Centronuclear Myopathy (CM)

Centronuclear Myopathy, Hereditary Myopathy

Turnaround: 3-5 business daysTurnaround: 7-10 business days

Price: $45.00Price: £40.00

Breeds: Australian Labradoodle, British Labrador Retriever, Chesapeake Bay Retriever, Double Doodle, Goldador, Goldador Doodle, Labradoodle, Labrador Retriever, Mixed Breed, Mixed Breed (Dog), Unspecified


Centronuclear Myopathy (CNM), previously known as HMLR, or Hereditary Myopathy, is an autosomal recessive mutation that causes insufficient muscle function in Labrador Retrievers. Autosomal recessive mutations are mutations that can be passed from either parent and require two copies of the gene to show symptoms. The lack of muscle function is due to the centralization of the nuclei in muscle fibers. Normally, the nuclei are located along the side of the cell and not in the center. This centralization is caused by a missense insertion in the PTPLA gene.

A missense insertion is when there is a mistake in the DNA code and a nucleic acid replaces the correct nucleic acid in a particular sequence. For example, say the correct code is “A, T, A, C, G.” A missense insertion would look something like “A, A, A, C, G.” This small change can be enough to interrupt the instructions for creating an amino acid or enzyme important to normal cell function. If the instructions are interrupted or changed, it can lead to an over production or an under production of proteins. In this case, it is the under production of PTP, a group of enzymes. The PTPLA gene codes for these enzymes. The enzymes help enable the cell cycle and in creating new cells. Due to the mistake, the nuclei of cells form improperly, leading to the disease, CNM.

Puppies are born apparently normal; however, it quickly becomes evident that there is a problem. The puppy will often not gain weight adequately due to decreased muscle tone in the esophagus. Within 2 to 5 months, the disease has usually progressed to display the full range of symptoms. These include a loss of muscle tone and control, an awkward gait, and extreme exercise intolerance. This condition is exacerbated in cold climates.

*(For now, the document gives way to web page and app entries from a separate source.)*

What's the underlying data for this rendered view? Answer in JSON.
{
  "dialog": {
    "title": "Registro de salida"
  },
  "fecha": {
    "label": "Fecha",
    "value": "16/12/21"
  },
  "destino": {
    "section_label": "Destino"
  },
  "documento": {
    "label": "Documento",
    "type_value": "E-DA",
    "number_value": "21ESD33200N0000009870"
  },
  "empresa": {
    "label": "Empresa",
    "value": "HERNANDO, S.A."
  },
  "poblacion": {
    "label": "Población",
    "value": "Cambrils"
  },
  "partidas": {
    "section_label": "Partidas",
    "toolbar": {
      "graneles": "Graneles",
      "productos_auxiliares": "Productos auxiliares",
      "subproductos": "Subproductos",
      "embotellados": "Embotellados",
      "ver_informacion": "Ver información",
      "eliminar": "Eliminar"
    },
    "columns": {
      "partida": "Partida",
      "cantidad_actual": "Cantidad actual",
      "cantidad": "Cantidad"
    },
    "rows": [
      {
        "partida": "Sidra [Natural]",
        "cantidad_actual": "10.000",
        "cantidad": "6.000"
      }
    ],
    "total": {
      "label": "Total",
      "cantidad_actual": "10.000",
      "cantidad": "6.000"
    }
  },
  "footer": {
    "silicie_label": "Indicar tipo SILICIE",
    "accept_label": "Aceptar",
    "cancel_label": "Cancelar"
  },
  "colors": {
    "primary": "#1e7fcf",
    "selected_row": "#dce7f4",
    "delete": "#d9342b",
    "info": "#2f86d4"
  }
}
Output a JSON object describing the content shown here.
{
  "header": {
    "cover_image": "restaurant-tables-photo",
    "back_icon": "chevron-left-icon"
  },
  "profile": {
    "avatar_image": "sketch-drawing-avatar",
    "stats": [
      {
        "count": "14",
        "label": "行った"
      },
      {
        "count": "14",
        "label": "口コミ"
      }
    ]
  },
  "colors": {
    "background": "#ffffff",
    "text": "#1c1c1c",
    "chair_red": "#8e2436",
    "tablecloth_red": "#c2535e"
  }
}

Unfortunately, there is no cure for CNM. The dog will never develop properly functioning muscle tissue. The dog usually has a normal life span but will always be plagued with the symptoms of Centronuclear Myopathy.

Because CNM is a recessive disorder, a dog must have two copies of the mutation in order for the disease to manifest. This means that a dog can have one copy of the mutation and not experience any signs or symptoms of CNM. This dog would be known as a carrier. The carrier can then pass on either the normal gene or the mutated gene to any offspring. If two carriers are bred, there is a 25% per puppy that they will develop symptoms of CNM.

Possible Results

Genotype Description
CNM/CNM Affected: Dog carries two copies of the mutation associated with CNM and will be affected by Labrador Centronuclear Myopathy. A mutated copy will be passed to every offspring.
n/CNM Carrier: Dog has one copy of the Centronuclear Myopathy mutation. The dog is not affected by CNM but may pass the mutation to offspring.
n/n Clear: Dog is negative for the mutation associated with CNM.


Maurer M, Mary J, Guillaud L, Fender M, Pele M, Bilzer T, Olby N, Penderis J, Shelton GD, Panthier JJ, Thibaud JL, Barthelemy I, Aubin-Houzelstein G, Blot S, Hitte C, Tiret L. Centronuclear myopathy in Labrador retrievers: A recent founder mutation in the PTPLA gene has rapidly disseminated worldwide. PLoS One. 2012;7(10):e46408. doi:10.1371/journal.pone.0046408. [PubMed: 23071563]

Pelé M, Tiret L, Kessler JL, Blot S, Panthier JJ. SINE exonic insertion in the PTPLA gene leads to multiple splicing defects and segregates with the autosomal recessive centronuclear myopathy in dogs. Hum Mol Genet. 2005 Jun 1; 14(11):1417-27. [PubMed: 15829503]